>>>>

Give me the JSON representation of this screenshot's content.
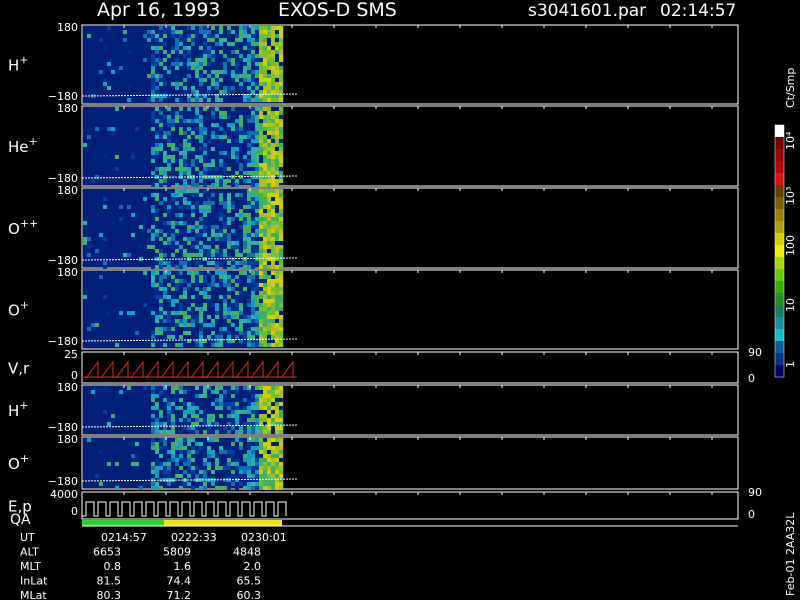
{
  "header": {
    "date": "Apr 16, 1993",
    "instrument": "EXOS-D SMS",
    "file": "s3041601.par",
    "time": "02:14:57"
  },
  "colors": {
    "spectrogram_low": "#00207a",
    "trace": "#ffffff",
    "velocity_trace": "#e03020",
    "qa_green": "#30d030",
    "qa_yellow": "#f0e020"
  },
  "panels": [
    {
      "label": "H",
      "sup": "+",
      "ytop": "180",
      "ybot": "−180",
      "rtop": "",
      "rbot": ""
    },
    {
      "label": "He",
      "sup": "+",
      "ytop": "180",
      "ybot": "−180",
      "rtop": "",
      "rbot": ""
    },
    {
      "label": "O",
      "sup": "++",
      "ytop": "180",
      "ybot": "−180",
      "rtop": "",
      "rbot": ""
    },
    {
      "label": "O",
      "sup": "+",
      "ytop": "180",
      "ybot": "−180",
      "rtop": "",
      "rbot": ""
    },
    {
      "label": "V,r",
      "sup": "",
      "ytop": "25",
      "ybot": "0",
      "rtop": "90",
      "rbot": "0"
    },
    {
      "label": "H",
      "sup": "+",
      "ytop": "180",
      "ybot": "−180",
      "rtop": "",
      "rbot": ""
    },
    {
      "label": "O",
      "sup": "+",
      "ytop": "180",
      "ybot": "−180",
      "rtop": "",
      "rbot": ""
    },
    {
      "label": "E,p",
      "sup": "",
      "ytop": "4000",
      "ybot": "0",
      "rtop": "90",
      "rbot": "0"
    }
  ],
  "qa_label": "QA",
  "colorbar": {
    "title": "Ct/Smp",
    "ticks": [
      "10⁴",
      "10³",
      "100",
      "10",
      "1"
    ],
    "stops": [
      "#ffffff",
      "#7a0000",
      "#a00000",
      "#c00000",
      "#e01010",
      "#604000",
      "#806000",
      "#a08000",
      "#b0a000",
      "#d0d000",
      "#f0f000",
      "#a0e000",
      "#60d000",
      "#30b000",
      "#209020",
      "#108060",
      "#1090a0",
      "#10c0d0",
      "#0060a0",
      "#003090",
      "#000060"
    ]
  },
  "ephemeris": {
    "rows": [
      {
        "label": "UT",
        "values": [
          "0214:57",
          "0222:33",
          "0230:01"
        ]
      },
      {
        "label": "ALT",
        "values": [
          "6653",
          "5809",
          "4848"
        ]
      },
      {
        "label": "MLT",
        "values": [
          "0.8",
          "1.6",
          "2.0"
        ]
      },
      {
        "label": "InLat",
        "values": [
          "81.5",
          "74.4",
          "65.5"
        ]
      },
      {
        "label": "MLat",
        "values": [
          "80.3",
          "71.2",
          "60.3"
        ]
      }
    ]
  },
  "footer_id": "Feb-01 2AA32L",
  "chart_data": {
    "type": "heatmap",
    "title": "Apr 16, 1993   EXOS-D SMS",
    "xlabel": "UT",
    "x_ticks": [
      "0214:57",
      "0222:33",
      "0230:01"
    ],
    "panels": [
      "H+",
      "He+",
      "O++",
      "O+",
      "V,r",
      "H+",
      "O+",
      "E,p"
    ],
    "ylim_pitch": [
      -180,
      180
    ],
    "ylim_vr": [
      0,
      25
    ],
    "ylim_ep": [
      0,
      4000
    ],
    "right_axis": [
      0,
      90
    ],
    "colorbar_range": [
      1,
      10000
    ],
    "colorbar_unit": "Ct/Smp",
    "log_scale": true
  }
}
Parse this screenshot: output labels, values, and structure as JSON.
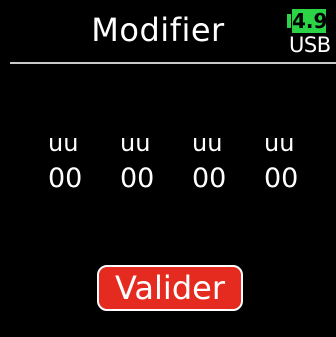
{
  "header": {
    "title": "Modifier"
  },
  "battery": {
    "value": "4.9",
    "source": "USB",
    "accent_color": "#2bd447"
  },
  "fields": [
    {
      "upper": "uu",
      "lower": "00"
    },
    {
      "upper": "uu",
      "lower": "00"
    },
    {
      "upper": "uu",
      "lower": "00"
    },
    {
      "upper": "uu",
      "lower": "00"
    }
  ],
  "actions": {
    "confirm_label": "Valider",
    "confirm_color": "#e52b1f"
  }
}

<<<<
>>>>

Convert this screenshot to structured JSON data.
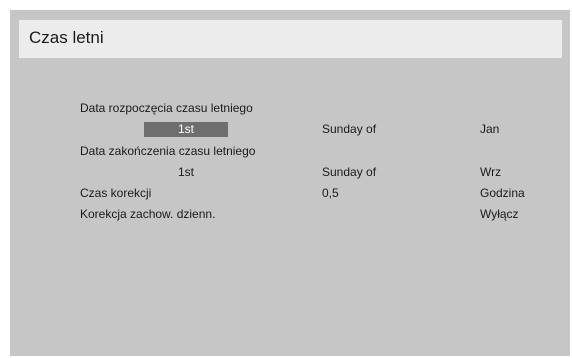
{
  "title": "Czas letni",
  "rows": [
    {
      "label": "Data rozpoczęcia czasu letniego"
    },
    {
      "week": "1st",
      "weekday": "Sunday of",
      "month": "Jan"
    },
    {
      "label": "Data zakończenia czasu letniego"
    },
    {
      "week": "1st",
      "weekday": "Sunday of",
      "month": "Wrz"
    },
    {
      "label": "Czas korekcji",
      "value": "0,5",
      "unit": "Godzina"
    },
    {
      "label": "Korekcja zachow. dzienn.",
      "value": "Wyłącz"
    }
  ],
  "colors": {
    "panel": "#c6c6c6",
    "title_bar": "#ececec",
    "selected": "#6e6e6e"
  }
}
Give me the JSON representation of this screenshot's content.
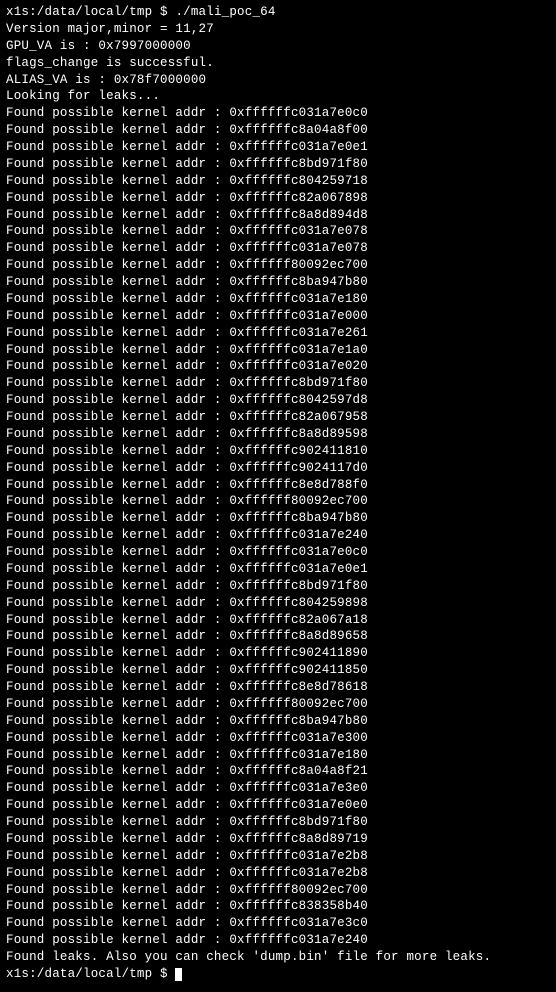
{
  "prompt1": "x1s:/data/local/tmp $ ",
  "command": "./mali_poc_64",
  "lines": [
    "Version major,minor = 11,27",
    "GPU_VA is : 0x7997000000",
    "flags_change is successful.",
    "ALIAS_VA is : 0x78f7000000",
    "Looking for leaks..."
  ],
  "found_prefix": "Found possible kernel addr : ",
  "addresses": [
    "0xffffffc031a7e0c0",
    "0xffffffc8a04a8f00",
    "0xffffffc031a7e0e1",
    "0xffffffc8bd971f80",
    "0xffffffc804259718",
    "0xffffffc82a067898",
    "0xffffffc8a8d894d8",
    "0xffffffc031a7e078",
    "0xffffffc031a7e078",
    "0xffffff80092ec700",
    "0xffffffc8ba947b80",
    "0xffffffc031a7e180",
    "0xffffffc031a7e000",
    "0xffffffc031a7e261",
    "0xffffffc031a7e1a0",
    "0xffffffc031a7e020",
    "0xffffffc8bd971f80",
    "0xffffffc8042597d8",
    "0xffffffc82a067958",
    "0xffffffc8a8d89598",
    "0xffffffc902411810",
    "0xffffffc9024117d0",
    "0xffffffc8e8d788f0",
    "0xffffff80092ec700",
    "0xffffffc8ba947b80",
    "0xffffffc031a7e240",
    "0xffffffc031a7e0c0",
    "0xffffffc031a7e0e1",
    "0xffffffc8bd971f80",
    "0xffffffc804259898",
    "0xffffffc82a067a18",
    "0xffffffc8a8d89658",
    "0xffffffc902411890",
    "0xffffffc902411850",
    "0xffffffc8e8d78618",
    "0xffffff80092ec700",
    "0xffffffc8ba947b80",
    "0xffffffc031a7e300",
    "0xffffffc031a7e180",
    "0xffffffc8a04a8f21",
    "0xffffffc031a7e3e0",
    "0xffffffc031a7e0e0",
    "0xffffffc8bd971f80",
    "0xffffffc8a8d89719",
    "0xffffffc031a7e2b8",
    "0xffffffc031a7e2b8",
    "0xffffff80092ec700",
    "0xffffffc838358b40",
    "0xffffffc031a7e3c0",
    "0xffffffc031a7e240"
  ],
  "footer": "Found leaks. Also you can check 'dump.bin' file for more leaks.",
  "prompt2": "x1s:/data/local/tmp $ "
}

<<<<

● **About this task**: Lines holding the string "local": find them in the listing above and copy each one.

● **Solution for this exercise**:
  "prompt1": "x1s:/data/local/tmp $ ",
  "prompt2": "x1s:/data/local/tmp $ "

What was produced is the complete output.